Dental disease is just as common in pets as it is in people. Tartar, the mineral that builds up on the gum line, is typically brown or yellow, and creates a surface on which plaque can thrive. This may seem innocuous until you consider the bacteria that live in plaque. Responsible for irritation and eventually infection, tartar and plaque buildup also cause:

  • Bad breath (halitosis)
  • Bleeding or irritated gums
  • Pain or chewing difficulty
  • Loss of appetite or change in preference from dry to wet food
  • Dropping food
  • Broken, discolored, loose, or missing teeth
  • Excessive drooling
  • Pawing at the face
  • Infection in the bloodstream resulting in damage to internal organs

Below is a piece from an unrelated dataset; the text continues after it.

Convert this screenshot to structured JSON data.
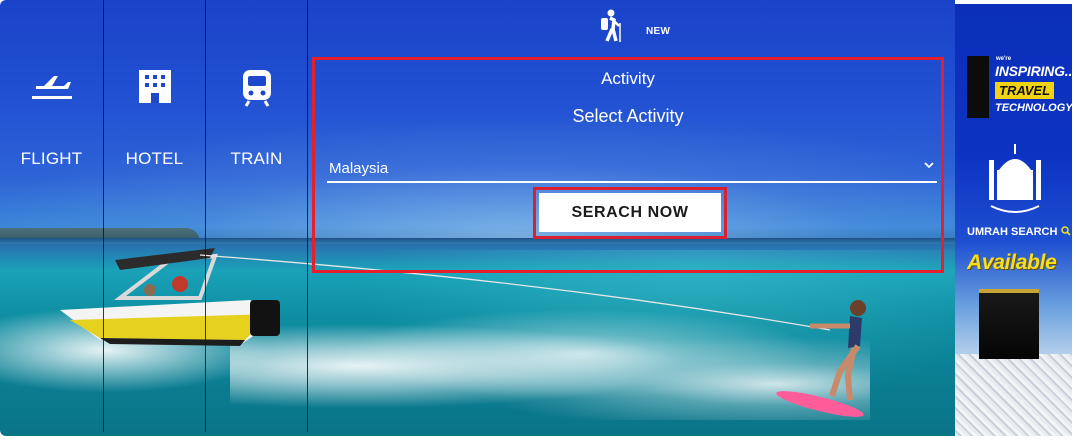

The only way to stop this destructive process is to brush your pet’s teeth regularly and schedule annual dental cleanings. Left untreated, your pet may require emergency care or costly corrective treatments.

Supporting Your Pet’s Dental Health

Taking an active role in your pet’s dental care supports his or her overall health. We recommend the following at-home tactics:

  • Daily brushing – While we know this can be tough, it’s important. Offer lots of praise during the process, and try to make the experience as positive as possible. Let us know if you need any tips on how to brush your pet’s teeth.
  • The right stuff – Purchase pet-specific toothpaste (yum, chicken liver flavor!) and an appropriately sized toothbrush to scrub plaque away. While there are a variety of products on the market, we advise purchasing items that have been awarded the Veterinary Oral Health Council (VOHC) seal of approval.
  • Pet food differences – Depending on your pet, we may recommend a certain type of food, such as Hill’s Prescription Diet t/d, which is formulated to support your pet’s dental health. Remember, it’s important to consult us before changing your pet’s diet.

How We Can Help

An oral exam is a critical part of your pet’s regular wellness visit, but it’s often too difficult to get a full picture of your pet’s dental health while he or she is awake. If we notice excessive tartar and plaque, a professional dental cleaning is highly recommended. The frequency of this type of procedure depends on your pet’s dental health, and we’ll work closely with you to provide supportive treatments.

While you may be hesitant to place your pet under general anesthesia, we are committed to his or her safety and comfort throughout the entire dental cleaning procedure. It may also be necessary to take dental x-rays while your pet is under anesthesia since approximately half of all dental disease occurs below the gum line.

Promoting Your Pet’s Dental Health

Your pet deserves a high level of attention in all the departments that truly make him or her thrive: good food, exercise, grooming, playing, and dental care. We remain dedicated to all aspects of your pet’s wellness and look forward to discussing your pet’s dental health. Please contact us with any questions or concerns. Happy brushing!

posted in:  Pet Health